What is Divergence?
Divergence is when the asset price moves in the direction opposite to what a technical indicator indicates. When a stock is diverging, it signals weaker price trends and the beginning of a reversal.
The two types of divergence are:
- Positive: A positive divergence is a sign of higher price movement in the asset.
- Negative: A negative divergence signals that the asset price may move lower.
- Divergence compares the patterns between the price of an asset and a technical indicator. It is most apparent when the asset price is moving in the opposite direction of what the technical indicator states.
- Positive divergence signals potential positive uptrend in price momentum, which can be bullish. Negative divergence signals potential slowdowns and an increase in downtrends in price momentum, which can be bearish.
- As divergence is present in only some price reversals, it should not be the sole tool in making trading decisions – it is important to use a collection of tools to substantiate one’s decision.
Divergence During Technical Analysis
During technical analysis, divergence is an indicator of positive or negative price movement. For a positive divergence, the price of an asset will dip to a new low, while the indicator that tracks this asset will indicate patterns of climbing.
On the other hand, a negative divergence is when the price of the asset climbs to a new high, while the indicator, such as an oscillator, forms a lower high or begins to show signs of slowing down, such as the beginning of a downtrend.
Generally, traders use divergence for two purposes:
- Assessing the momentum of the asset price
- Assessing the likelihood that a reversal would occur
If the stock price and technical analysis tool – such as the Relative Strength Index (RSI) – are moving in the same direction, it indicates an increase in momentum. However, if the stock price is increasing but the RSI is increasing more slowly – negative divergence – it is a signal that the uptrend is beginning to weaken, along with the potential of a reversal.

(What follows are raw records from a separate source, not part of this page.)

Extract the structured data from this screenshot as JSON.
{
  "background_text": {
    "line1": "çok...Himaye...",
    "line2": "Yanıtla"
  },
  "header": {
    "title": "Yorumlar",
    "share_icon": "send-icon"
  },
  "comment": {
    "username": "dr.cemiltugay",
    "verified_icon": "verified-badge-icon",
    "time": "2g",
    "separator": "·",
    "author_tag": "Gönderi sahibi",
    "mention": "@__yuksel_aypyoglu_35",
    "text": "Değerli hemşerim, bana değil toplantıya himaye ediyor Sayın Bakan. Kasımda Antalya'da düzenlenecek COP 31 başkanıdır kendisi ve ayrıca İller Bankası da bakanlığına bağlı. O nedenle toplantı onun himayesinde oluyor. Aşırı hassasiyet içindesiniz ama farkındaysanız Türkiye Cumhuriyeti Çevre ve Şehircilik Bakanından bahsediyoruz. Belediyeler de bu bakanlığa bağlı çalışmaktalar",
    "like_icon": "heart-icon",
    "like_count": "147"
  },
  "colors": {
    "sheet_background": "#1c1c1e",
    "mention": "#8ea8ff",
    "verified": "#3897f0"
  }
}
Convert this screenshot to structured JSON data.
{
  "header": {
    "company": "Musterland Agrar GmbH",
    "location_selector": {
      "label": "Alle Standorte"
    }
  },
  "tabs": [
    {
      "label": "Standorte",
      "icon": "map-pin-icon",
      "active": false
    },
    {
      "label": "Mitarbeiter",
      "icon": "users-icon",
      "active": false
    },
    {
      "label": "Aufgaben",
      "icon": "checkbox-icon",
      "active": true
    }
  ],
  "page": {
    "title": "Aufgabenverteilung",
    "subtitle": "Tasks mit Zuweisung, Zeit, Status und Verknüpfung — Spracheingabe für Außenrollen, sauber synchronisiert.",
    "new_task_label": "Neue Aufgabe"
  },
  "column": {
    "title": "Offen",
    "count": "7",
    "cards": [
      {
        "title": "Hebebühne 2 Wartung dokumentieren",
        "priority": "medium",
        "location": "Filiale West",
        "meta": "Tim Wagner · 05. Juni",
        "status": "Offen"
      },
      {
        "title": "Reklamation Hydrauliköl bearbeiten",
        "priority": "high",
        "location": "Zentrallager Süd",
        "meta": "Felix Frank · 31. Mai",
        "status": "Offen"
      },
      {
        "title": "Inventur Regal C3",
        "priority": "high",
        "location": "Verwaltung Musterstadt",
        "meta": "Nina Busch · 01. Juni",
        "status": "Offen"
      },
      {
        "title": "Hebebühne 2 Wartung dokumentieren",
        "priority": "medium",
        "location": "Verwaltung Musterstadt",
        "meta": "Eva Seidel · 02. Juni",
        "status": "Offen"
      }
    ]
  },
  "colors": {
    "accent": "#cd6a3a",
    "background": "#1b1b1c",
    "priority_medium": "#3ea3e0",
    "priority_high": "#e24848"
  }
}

From then on, the trader would likely determine when to set stop losses or limits in order to exit their position. For a positive divergence, the stock price would make lows, while the technical analysis tool would indicate even larger lows, which may show signs of a potential uptrend reversal. From such a point, traders would likely decide when to enter into a position before momentum begins to pick up.
What is Price Momentum?
Price momentum is measured by the length of price swings. Each price swing is established by a pivot, which can result in either high or low swings. A strong momentum swing is characterized by a steep slope with a long duration, whereas a weak momentum upwards swing can be illustrated by a shallow slope with a shorter duration.
Longer upward swings indicate that momentum is rising, while shorter upward swings signal weaker momentum and strength.
Types of Momentum Indicators
Common momentum indicators include:
- Relative Strength Index (RSI)
- Rate of Change (ROC)
Divergence vs. Confirmation
The difference between divergence and confirmation is that divergence tells the trader when the stock price and technical indicator are providing opposite signals, while confirmation is when the indicator and asset price are displaying the same signals.
Both are used during different periods of time during trading. Confirmation is important when a trader enters a position to reassure that their decision is substantiated by the appropriate technical analysis. Also, it is used to determine whether the price movement would likely continue or not.
Limitations of Divergence
When determining a trend reversal, using divergence as a standalone indicator is not suggested. It is important to complement the indicators with other analysis techniques to reaffirm the patterns of a reversal. Even if diverging patterns begin to occur, it does not guarantee that the price will reverse any time soon.
As divergence can happen over an extensive period of time, using it as a standalone tool to predict an exit or entry position can result in many lost opportunities and unrealized or realized losses if the asset price does not move as predicted.
Other Tools to Use with Divergence
Beyond divergence, to help make trading decisions, the following should be used to confirm a reversal:
- Support levels
- Resistance levels
CFI offers the Commercial Banking & Credit Analyst (CBCA)™ certification program for those looking to take their careers to the next level. To keep learning and developing your knowledge base, please explore the additional relevant resources below: